• _WHAT NEEDS TO BE DONE_
Keep the wording of each record exactly the same when you repeat it, and leave out pictures.
### DATA EXTRACT
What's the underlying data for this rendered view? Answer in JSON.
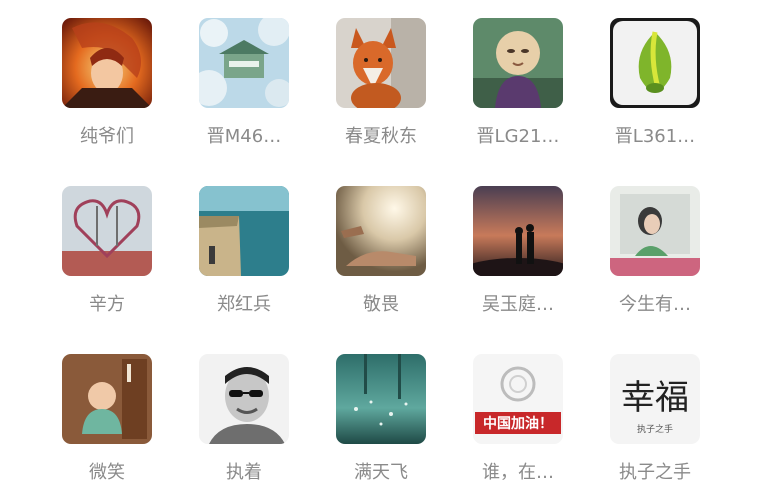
{
  "contacts": [
    {
      "name": "纯爷们",
      "avatar": "anime-character-avatar"
    },
    {
      "name": "晋M46…",
      "avatar": "snowy-house-avatar"
    },
    {
      "name": "春夏秋东",
      "avatar": "fox-avatar"
    },
    {
      "name": "晋LG21…",
      "avatar": "monk-figurine-avatar"
    },
    {
      "name": "晋L361…",
      "avatar": "green-leaf-logo-avatar"
    },
    {
      "name": "辛方",
      "avatar": "heart-sculpture-avatar"
    },
    {
      "name": "郑红兵",
      "avatar": "sea-cliff-avatar"
    },
    {
      "name": "敬畏",
      "avatar": "hands-light-avatar"
    },
    {
      "name": "吴玉庭…",
      "avatar": "sunset-couple-avatar"
    },
    {
      "name": "今生有…",
      "avatar": "girl-photo-avatar"
    },
    {
      "name": "微笑",
      "avatar": "baby-figurine-avatar"
    },
    {
      "name": "执着",
      "avatar": "man-sunglasses-avatar"
    },
    {
      "name": "满天飞",
      "avatar": "teal-forest-avatar"
    },
    {
      "name": "谁，在…",
      "avatar": "china-flag-text-avatar",
      "badge_text": "中国加油！"
    },
    {
      "name": "执子之手",
      "avatar": "calligraphy-avatar",
      "badge_text": "幸福",
      "sub_text": "执子之手"
    }
  ]
}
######
• _EXPECTED ANSWER_
What's the underlying data for this rendered view? Answer in JSON.
{
  "contacts": [
    {
      "name": "纯爷们",
      "avatar": "anime-character-avatar"
    },
    {
      "name": "晋M46…",
      "avatar": "snowy-house-avatar"
    },
    {
      "name": "春夏秋东",
      "avatar": "fox-avatar"
    },
    {
      "name": "晋LG21…",
      "avatar": "monk-figurine-avatar"
    },
    {
      "name": "晋L361…",
      "avatar": "green-leaf-logo-avatar"
    },
    {
      "name": "辛方",
      "avatar": "heart-sculpture-avatar"
    },
    {
      "name": "郑红兵",
      "avatar": "sea-cliff-avatar"
    },
    {
      "name": "敬畏",
      "avatar": "hands-light-avatar"
    },
    {
      "name": "吴玉庭…",
      "avatar": "sunset-couple-avatar"
    },
    {
      "name": "今生有…",
      "avatar": "girl-photo-avatar"
    },
    {
      "name": "微笑",
      "avatar": "baby-figurine-avatar"
    },
    {
      "name": "执着",
      "avatar": "man-sunglasses-avatar"
    },
    {
      "name": "满天飞",
      "avatar": "teal-forest-avatar"
    },
    {
      "name": "谁，在…",
      "avatar": "china-flag-text-avatar",
      "badge_text": "中国加油！"
    },
    {
      "name": "执子之手",
      "avatar": "calligraphy-avatar",
      "badge_text": "幸福",
      "sub_text": "执子之手"
    }
  ]
}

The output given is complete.